- Working-Class Perspectives offers weekly commentaries on current issues related to working-class people and communities. Contributors discuss a variety of issues, from what class means to how it intersects with race and gender to how class is shaping American politics. We welcome relevant comments of 500 words or less.
For questions or comments about this blog, e-mail Sherry Linkon. For assistance with news stories about working-class politics and culture, call or e-mail John Russo, 330-207-8085.
The State of the Working ClassListen to Working-Class Perspective editor Sherry Linkon's recent interview about Working-Class Studies on KERA's Think with Krys Boyd.
Category Archives: The Working Class and the Economy
Conservatives, while opposing same-sex marriage, worry a lot about the decline of marriage among lower-income households, the still growing number of single-parent families, and the supposed social and economic fallout of children growing up in male-deprived, unstable, and morally feckless … Continue reading
It has been over 20 years since the term “digital divide” was coined to describe unequal access to digital technologies at the start of widespread access to the internet. The ubiquity of smart phones has reduced this conversation as online … Continue reading
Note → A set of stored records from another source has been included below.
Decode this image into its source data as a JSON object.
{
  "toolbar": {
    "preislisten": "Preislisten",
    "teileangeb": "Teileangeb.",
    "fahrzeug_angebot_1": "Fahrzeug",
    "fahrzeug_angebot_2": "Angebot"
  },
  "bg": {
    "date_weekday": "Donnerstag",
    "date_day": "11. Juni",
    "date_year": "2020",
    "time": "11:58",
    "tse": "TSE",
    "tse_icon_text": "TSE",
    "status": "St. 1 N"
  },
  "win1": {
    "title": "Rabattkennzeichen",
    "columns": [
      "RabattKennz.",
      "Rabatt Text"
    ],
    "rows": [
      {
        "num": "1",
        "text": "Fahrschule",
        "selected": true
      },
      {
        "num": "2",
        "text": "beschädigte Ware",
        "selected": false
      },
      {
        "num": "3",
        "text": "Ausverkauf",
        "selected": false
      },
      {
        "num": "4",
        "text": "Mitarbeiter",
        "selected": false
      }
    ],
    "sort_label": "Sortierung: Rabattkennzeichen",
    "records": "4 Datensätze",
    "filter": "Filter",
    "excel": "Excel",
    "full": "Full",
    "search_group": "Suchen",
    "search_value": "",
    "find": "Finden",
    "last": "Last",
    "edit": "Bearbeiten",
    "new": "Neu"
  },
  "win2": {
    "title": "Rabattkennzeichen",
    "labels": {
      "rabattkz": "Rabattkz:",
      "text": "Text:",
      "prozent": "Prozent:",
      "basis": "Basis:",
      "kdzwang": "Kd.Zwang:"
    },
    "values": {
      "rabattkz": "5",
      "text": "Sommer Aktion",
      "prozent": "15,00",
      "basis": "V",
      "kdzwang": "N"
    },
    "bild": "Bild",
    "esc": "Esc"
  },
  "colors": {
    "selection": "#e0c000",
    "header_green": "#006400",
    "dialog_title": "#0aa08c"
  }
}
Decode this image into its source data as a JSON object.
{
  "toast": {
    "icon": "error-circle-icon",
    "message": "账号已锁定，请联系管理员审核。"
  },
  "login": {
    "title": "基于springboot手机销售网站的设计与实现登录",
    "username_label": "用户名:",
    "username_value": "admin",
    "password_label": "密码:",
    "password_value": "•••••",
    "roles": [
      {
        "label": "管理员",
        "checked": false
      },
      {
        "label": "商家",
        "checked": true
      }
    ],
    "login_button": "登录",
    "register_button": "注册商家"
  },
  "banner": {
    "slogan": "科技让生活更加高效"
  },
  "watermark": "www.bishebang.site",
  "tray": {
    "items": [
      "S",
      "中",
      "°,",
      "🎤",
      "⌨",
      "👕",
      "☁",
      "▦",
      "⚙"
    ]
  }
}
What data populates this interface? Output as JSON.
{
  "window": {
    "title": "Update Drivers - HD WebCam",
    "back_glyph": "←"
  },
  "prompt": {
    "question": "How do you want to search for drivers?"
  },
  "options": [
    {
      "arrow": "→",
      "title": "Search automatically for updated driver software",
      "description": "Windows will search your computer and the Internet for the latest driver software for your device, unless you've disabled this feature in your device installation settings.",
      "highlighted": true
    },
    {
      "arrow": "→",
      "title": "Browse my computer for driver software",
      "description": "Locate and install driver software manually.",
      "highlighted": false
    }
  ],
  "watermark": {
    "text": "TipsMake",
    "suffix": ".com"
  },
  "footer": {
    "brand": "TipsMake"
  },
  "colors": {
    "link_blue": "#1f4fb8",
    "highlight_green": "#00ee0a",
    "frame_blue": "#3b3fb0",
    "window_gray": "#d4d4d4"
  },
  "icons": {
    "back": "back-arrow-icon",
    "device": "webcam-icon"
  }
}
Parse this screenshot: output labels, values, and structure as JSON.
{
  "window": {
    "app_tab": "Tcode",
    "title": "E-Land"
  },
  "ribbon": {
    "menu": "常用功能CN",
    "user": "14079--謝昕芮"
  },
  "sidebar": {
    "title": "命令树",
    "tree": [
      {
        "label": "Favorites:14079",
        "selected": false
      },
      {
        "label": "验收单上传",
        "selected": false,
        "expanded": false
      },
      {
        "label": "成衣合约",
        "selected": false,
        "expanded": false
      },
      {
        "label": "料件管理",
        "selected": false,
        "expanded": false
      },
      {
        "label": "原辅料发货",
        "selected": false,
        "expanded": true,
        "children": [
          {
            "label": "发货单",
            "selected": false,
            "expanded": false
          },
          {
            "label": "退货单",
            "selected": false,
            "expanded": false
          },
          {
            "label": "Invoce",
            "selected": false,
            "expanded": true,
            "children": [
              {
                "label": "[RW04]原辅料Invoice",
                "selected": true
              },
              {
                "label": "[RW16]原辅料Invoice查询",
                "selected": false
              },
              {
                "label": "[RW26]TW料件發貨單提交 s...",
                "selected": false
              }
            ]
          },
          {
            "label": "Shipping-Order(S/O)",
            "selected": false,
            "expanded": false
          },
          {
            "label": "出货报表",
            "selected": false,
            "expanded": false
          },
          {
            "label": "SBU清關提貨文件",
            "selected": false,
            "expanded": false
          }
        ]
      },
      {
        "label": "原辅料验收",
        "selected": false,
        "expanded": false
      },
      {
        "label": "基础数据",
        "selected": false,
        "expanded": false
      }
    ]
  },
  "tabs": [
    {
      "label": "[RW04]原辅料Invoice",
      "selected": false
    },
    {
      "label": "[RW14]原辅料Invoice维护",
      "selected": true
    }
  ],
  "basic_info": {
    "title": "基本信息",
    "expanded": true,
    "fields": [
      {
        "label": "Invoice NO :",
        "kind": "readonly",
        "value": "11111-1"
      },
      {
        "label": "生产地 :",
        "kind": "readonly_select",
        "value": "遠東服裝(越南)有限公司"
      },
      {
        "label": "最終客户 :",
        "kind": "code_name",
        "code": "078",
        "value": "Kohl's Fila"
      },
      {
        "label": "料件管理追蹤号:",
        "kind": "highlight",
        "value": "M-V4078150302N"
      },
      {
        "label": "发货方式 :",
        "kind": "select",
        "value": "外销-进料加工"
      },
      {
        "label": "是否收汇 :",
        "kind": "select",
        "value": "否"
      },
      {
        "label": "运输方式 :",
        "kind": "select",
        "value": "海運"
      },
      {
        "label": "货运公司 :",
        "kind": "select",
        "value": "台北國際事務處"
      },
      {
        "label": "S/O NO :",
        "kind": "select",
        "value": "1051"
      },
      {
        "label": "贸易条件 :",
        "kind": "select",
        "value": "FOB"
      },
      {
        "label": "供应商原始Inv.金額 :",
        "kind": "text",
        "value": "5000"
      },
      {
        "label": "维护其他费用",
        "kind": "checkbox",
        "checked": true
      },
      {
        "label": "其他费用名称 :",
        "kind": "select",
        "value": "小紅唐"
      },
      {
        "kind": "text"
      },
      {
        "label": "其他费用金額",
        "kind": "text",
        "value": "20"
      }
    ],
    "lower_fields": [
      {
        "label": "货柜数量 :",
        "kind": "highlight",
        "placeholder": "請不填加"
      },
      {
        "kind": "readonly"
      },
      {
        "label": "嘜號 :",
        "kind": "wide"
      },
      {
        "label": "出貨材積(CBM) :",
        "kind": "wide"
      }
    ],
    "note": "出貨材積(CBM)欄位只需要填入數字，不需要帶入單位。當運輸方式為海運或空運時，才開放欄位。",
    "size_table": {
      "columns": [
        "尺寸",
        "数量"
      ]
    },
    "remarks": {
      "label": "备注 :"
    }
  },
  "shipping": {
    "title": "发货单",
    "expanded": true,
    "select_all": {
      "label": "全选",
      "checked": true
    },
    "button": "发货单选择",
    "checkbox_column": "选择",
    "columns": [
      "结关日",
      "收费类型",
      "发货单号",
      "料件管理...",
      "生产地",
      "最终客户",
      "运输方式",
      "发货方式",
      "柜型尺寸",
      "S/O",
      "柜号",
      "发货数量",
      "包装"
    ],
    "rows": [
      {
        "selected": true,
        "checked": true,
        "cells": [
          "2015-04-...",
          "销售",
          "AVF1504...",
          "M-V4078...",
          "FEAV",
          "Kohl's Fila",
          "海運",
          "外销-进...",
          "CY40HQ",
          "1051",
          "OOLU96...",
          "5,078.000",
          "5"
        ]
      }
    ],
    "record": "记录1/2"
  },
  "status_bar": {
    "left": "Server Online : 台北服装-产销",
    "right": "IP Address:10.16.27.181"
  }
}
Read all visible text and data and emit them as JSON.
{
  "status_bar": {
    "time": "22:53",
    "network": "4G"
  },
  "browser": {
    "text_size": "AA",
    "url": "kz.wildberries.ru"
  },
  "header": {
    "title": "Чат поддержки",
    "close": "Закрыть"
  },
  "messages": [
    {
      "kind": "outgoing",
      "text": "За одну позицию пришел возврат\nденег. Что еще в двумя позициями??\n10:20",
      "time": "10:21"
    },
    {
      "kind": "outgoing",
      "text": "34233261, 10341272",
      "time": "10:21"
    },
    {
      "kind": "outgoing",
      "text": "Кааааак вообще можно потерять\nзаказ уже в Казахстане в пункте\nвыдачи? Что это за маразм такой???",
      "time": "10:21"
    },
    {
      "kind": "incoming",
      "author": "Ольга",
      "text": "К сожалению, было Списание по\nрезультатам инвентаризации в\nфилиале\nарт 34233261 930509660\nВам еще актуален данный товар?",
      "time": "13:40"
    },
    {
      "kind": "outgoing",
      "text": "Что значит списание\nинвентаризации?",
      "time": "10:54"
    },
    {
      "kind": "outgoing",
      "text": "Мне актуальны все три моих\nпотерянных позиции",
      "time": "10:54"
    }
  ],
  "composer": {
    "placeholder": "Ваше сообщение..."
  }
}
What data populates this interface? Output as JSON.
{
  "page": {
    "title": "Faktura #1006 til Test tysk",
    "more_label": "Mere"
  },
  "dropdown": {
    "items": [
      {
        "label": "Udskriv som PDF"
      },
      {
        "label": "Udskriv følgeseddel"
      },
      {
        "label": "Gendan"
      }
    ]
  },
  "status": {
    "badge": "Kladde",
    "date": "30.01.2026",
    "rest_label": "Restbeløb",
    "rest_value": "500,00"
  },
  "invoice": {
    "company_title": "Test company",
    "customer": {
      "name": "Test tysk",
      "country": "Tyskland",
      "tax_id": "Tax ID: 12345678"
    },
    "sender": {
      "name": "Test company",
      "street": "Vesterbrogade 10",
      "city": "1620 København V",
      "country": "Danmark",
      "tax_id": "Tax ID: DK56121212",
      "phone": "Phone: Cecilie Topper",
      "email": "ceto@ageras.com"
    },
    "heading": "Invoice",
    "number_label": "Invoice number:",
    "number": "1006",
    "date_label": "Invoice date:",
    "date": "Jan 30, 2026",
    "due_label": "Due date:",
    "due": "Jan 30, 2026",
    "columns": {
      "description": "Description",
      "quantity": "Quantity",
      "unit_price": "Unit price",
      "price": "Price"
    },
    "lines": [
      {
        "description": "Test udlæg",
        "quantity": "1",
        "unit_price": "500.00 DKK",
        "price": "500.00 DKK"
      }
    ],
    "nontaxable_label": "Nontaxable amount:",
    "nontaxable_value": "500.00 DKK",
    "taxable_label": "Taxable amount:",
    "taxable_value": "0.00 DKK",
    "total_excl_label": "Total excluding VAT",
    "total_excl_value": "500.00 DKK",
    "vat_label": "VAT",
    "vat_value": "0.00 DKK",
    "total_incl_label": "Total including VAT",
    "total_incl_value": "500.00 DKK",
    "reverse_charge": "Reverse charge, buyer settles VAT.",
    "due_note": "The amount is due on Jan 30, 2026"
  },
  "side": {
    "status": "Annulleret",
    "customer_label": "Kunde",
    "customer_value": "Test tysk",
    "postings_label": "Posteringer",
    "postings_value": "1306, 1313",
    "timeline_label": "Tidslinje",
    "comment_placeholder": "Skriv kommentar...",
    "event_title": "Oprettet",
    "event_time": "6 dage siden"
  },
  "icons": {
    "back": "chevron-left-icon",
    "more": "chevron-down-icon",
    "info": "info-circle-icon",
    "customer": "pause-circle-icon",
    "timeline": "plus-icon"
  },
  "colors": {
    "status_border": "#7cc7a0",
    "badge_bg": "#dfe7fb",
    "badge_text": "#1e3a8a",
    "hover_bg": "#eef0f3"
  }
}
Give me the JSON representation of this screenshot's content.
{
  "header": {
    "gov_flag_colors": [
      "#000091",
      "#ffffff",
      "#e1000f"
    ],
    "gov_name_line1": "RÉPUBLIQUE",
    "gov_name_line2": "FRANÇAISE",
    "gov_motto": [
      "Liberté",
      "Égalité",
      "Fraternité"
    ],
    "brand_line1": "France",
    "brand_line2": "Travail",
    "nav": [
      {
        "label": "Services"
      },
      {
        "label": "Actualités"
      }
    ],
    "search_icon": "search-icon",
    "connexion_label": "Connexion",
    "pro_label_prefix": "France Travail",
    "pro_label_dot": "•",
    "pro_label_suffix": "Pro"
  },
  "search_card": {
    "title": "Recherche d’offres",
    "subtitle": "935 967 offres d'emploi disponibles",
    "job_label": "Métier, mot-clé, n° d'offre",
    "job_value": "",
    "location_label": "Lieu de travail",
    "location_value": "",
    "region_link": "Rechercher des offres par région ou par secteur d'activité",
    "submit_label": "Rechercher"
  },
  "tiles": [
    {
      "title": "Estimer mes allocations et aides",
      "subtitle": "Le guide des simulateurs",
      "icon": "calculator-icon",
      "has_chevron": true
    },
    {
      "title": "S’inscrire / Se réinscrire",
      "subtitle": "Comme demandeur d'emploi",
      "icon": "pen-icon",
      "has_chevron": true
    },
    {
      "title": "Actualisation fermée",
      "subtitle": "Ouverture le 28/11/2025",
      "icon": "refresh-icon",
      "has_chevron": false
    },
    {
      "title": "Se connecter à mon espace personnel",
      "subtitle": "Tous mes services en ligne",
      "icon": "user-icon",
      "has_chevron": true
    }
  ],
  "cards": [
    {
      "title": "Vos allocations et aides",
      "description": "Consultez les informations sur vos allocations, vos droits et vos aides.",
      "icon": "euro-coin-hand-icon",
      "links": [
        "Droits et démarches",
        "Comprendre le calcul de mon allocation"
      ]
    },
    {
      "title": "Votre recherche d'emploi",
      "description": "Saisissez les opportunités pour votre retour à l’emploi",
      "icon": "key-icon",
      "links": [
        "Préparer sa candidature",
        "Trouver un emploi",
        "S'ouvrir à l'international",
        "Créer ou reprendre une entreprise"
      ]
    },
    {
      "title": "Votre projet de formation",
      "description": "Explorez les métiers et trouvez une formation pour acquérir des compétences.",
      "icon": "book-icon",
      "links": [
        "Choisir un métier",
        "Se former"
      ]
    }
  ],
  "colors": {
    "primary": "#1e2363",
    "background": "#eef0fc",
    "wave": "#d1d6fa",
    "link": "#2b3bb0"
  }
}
As college students return to classes this fall, many feel both excitement and apprehension about the future. After all, they are about to invest tens of thousands of dollars in education that they hope will lead to bright economic futures. … Continue reading
One of the after-shocks of the economic collapse of the Celtic Tiger boom in Ireland was the return to high levels of emigration with more than 200,000 Irish born people leaving between 2009 and 2015. While mass emigration has long … Continue reading
This autumn marks twenty-five years since I went to college at Durham University in the North-East of England. Durham is the third oldest university in England, and one of its colleges is housed in the Norman castle on top of … Continue reading
American politicians have an ingenious way to avoid discussing uncomfortable or controversial subjects: they declare that we need to have a discussion! When all sides agree that “we need a discussion about race,” for example, they are actually agreeing not … Continue reading